- Sarikhani, M. R., Oustan, S., Ebrahimi, M., Aliasgharzad, N.
- European journal of soil science 2018 v.69 no.6 pp. 1078-1086
- Pseudomonas, bacteria, biomass, biotite, liquids, muscovite, plant tissues, pot culture, potassium, soil, soil sampling, solubilization, tomatoes

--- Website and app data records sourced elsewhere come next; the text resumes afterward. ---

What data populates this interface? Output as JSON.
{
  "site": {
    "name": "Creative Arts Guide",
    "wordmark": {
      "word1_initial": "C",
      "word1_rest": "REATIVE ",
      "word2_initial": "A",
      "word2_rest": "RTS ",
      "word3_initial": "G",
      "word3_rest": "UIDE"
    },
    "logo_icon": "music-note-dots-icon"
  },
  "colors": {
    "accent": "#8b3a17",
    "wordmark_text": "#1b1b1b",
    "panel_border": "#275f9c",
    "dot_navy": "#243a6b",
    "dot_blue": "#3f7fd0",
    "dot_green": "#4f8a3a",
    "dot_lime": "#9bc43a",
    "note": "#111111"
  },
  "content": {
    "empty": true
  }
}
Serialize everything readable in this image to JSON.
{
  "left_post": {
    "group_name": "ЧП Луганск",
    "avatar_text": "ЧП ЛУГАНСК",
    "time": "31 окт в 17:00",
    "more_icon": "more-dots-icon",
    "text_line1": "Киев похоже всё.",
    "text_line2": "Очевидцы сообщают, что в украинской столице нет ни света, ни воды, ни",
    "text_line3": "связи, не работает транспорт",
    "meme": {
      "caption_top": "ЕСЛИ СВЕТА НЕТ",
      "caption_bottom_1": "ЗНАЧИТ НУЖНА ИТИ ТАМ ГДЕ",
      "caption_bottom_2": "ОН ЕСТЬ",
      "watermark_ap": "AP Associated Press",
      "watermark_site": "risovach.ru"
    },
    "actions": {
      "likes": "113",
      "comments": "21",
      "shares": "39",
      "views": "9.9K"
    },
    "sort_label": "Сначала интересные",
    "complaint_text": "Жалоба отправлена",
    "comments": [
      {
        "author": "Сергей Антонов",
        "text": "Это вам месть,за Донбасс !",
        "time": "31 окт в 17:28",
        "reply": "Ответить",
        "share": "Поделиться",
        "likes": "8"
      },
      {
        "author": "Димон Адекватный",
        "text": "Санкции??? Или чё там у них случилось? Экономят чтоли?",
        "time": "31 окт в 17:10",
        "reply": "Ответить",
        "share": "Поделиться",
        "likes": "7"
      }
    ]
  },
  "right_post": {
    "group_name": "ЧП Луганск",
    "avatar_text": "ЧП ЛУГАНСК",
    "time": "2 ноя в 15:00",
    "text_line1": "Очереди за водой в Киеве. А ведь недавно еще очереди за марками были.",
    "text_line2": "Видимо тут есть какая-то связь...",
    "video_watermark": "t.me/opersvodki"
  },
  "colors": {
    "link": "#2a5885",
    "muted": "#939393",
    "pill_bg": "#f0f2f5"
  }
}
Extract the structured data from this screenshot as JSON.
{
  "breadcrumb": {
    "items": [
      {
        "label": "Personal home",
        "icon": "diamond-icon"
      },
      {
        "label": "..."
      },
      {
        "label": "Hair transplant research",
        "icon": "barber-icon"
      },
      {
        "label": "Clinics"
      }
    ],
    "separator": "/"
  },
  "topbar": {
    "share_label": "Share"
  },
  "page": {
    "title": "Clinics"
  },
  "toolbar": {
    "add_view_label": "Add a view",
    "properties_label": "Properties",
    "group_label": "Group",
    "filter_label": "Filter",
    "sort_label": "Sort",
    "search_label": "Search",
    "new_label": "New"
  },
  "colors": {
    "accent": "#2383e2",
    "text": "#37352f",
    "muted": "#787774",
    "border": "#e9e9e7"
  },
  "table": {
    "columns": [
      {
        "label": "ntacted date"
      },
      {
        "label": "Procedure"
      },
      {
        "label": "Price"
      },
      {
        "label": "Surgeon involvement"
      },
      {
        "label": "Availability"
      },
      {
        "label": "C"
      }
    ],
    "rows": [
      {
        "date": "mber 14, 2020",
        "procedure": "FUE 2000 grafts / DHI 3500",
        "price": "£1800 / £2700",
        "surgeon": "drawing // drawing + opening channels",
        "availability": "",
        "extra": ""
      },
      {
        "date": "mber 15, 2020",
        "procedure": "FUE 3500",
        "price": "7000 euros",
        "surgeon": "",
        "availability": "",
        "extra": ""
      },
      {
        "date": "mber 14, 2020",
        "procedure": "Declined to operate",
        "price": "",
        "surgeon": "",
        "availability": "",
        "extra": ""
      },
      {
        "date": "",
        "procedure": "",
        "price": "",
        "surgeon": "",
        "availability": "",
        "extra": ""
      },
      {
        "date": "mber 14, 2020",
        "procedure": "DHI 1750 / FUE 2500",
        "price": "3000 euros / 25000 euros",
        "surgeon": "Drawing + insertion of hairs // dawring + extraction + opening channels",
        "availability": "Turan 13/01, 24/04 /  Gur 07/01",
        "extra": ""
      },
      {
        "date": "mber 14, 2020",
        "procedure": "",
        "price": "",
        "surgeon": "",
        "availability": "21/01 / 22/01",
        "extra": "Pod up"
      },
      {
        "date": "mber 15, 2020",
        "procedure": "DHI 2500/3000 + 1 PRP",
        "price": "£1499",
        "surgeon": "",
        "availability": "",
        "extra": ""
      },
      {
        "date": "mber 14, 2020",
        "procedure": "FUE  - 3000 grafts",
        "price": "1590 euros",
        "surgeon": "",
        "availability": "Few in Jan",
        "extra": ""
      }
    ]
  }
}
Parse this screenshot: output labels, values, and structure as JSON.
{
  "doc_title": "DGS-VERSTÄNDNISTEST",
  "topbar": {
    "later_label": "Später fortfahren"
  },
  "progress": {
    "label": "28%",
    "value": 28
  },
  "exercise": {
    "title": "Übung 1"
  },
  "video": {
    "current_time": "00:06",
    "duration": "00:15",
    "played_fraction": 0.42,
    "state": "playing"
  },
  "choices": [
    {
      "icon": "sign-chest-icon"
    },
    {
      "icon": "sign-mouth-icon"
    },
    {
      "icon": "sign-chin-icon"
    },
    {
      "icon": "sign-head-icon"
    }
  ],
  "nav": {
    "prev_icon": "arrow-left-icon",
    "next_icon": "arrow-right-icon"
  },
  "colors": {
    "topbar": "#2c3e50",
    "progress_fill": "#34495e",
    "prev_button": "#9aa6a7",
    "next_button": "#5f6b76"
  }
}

- SUMMARY: The application of potassium (K)‐releasing microorganisms is a promising approach for increasing K availability in soil. The objectives of this study were to isolate and characterize the K‐releasing bacteria (KRB) and to evaluate their contribution to the solubilization of K from muscovite and biotite, and to the assimilation of released K by tomato in a pot culture experiment. Soil samples were screened in both solid and liquid Aleksandrov media to isolate bacteria with the potential to release K from biotite and muscovite. Our results from in‐vitro experiments revealed that more K was released in treatments with KRB than in the uninoculated media (control). Under the best conditions an increase of 188 and 127% was obtained for biotite and muscovite, respectively; among the isolates with the largest releasing ability it was 49 mg l⁻¹. The most efficient bacteria were identified as the Pseudomonas genus. Results of the pot culture experiment showed that the concentration and content of K in plant tissue were considerably more than those in any of the controls with no living organisms present. Results revealed that significantly more biomass was accumulated and K acquired in most pots treated with bacterial strains than in the control, especially for Pseudomonas sp. strain S10‐3. This treatment increased K concentation and content by more than 50 and 70%, respectively, in tomato aerial tissue. Further research is necessary to examine the effects of these bacterial strains on the mobilization of K‐bearing minerals under field conditions. HIGHLIGHTS: The aim was to determine if bacterial isolates can accelerate K release from micas for plants. We investigated the potential of some isolated bacteria to solubilize K from muscovite and biotite. Identification of efficient isolates showed that KRB belonged to the Pseudomonas genus. Pseudomonas sp. strain S10‐3 increased K concentration in tomato aerial tissue by more than 50%.